Stored records:
++++++++++++++++++++

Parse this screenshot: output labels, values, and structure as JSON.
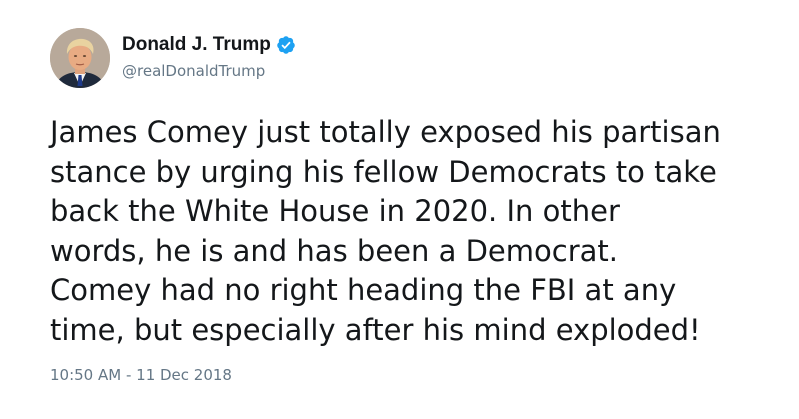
{
  "author": {
    "display_name": "Donald J. Trump",
    "handle": "@realDonaldTrump",
    "verified": true,
    "verified_icon": "verified-badge-icon",
    "verified_color": "#1da1f2",
    "avatar": "profile-photo"
  },
  "tweet": {
    "lines": [
      "James Comey just totally exposed his partisan",
      "stance by urging his fellow Democrats to take",
      "back the White House in 2020. In other",
      "words, he is and has been a Democrat.",
      "Comey had no right heading the FBI at any",
      "time, but especially after his mind exploded!"
    ],
    "timestamp": "10:50 AM - 11 Dec 2018"
  },
  "colors": {
    "text_primary": "#14171a",
    "text_secondary": "#657786",
    "background": "#ffffff"
  }
}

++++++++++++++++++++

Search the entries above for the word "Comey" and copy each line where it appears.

      "James Comey just totally exposed his partisan",
      "Comey had no right heading the FBI at any",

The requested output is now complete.